Archie was a man of enormous strength, and he took life’s suffering upon himself and found words for it. For those willing to get to know his poetry, the rewards are everlasting.
I will remember him all the days of my life, and I will always be grateful to Wake Forest for having brought us together. Pro Humanitate lives on in all our lives.
Single Threads Unbraided
The poetry, art and letters of A.R. Ammons (’49), as well as his contributions to American culture and the arts, were celebrated in November at a Z. Smith Reynolds Library symposium titled “Single Threads Unbraided.” Ammons was a native of southeastern North Carolina, but was, for many years, the Goldwin Smith Professor of Poetry at Cornell University. He died in 2001.

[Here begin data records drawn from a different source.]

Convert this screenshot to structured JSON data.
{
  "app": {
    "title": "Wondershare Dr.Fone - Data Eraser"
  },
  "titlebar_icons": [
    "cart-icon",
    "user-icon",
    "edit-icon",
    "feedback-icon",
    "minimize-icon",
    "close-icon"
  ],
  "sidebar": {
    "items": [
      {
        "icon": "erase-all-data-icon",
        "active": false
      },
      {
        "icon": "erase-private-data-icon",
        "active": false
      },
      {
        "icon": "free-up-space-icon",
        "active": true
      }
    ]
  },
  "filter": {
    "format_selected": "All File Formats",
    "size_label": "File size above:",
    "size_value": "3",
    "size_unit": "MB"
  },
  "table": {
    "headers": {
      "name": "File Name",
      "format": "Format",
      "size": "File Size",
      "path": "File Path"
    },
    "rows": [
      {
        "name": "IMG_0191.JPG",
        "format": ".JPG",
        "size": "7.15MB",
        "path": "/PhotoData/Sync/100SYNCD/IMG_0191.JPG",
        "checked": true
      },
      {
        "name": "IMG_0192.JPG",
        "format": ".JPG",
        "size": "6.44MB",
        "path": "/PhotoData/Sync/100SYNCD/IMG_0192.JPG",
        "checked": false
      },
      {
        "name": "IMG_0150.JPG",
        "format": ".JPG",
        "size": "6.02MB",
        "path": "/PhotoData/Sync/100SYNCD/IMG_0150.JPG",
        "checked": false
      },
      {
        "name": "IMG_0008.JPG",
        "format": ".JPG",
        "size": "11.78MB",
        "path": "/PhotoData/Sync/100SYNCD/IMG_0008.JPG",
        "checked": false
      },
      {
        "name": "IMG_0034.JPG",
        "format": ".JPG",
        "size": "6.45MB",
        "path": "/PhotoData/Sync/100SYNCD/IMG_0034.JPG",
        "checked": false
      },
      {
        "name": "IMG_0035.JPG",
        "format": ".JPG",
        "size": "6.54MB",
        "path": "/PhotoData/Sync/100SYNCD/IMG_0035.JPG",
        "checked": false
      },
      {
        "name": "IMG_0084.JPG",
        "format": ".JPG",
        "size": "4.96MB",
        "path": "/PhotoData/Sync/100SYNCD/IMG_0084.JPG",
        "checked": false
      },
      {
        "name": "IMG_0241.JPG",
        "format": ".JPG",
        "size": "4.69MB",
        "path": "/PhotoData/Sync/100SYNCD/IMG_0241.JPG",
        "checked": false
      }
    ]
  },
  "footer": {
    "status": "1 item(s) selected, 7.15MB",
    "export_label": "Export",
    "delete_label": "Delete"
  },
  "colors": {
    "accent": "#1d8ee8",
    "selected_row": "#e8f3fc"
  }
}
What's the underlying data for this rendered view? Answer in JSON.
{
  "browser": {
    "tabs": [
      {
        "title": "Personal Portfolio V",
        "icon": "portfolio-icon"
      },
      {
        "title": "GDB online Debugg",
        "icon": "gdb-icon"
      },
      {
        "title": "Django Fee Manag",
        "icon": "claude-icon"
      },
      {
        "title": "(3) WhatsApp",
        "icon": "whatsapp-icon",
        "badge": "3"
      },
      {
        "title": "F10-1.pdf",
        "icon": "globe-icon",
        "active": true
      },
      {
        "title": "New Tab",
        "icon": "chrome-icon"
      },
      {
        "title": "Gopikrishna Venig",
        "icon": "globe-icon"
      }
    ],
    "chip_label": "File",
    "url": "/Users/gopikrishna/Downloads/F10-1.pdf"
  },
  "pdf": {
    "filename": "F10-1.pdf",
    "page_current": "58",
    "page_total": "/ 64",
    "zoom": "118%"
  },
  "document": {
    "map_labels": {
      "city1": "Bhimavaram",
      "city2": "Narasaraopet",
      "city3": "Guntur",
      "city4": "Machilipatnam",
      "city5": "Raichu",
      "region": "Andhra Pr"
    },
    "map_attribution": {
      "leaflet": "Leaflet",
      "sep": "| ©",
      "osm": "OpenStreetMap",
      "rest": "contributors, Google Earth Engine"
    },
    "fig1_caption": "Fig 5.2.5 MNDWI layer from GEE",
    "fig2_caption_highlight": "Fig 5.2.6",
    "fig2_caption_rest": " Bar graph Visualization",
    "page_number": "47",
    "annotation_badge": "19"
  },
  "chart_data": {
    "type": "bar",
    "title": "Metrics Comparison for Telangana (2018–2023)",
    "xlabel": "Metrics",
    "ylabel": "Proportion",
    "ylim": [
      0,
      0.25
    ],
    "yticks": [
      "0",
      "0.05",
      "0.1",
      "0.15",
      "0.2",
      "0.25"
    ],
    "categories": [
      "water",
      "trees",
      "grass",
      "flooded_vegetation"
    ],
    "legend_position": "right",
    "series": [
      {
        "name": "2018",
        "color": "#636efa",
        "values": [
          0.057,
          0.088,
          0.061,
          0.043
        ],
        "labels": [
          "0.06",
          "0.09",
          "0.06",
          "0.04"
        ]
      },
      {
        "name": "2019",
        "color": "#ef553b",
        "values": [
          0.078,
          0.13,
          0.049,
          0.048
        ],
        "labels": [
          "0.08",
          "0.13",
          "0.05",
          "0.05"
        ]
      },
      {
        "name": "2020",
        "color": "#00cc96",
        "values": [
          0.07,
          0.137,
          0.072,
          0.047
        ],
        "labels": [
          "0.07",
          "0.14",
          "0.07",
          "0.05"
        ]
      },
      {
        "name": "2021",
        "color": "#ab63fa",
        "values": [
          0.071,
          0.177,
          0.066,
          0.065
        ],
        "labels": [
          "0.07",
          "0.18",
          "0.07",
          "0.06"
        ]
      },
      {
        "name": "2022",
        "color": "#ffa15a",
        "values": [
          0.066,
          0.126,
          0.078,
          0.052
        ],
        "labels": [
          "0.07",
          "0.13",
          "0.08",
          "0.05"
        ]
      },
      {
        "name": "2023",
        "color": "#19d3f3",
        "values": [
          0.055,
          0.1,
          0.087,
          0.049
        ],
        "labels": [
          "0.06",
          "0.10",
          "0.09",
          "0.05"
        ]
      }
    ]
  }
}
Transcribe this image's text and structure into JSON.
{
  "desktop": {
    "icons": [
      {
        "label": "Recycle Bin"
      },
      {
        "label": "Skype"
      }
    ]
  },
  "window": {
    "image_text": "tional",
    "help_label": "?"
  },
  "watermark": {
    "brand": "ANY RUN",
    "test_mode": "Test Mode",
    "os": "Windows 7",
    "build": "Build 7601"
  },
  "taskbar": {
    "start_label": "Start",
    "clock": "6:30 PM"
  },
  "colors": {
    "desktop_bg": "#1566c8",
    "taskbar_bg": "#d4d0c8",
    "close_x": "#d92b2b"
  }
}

Robert West (’91), associate professor of English at Mississippi State University, is assembling and editing A. R. Ammons’ “Complete Poems.” Among other things, West discussed his discovery that one of Ammons’ best-known poems, “Corsons Inlet,” has been repeatedly printed with a significant error — that is the omission of the word “of” at a crucial point in the poem. “The omission makes the passage sound like it’s saying the opposite of what he intended,” said West.
Other speakers included Helen Vendler, A. Kingsley Porter University Professor at Harvard University; Eric Wilson (MA ’90), Thomas H. Pritchard Professor of English at Wake Forest; Roger Gilbert, a professor of English at Cornell University, who is currently writing a critical biography of Ammons; Elizabeth Mills, professor of English at Davidson College; and Kenneth McClane, W.E.B. DuBois Professor of Literature at Cornell University and Ammons’ close associate.
Edited video recordings of each session are available on the ZSR website, zsr.wfu.edu/ammons
For Louise and Tom Gossett
After a creek
the bank willow
drops the brook
a yellow leaf.
Louise Gossett, professor of English emerita at Salem College, and Tom Gossett, who was professor emeritus of English at Wake Forest until his death on Dec. 11, 2005, were the Ammonses’ near-neighbors on Royall Drive during Archie’s Wake Forest residences. Archie often sauntered over to read poems aloud to Louise and Tom, while their cat, Napper Tandy, talked in the background. Tapes of these recordings are available at the University’s library.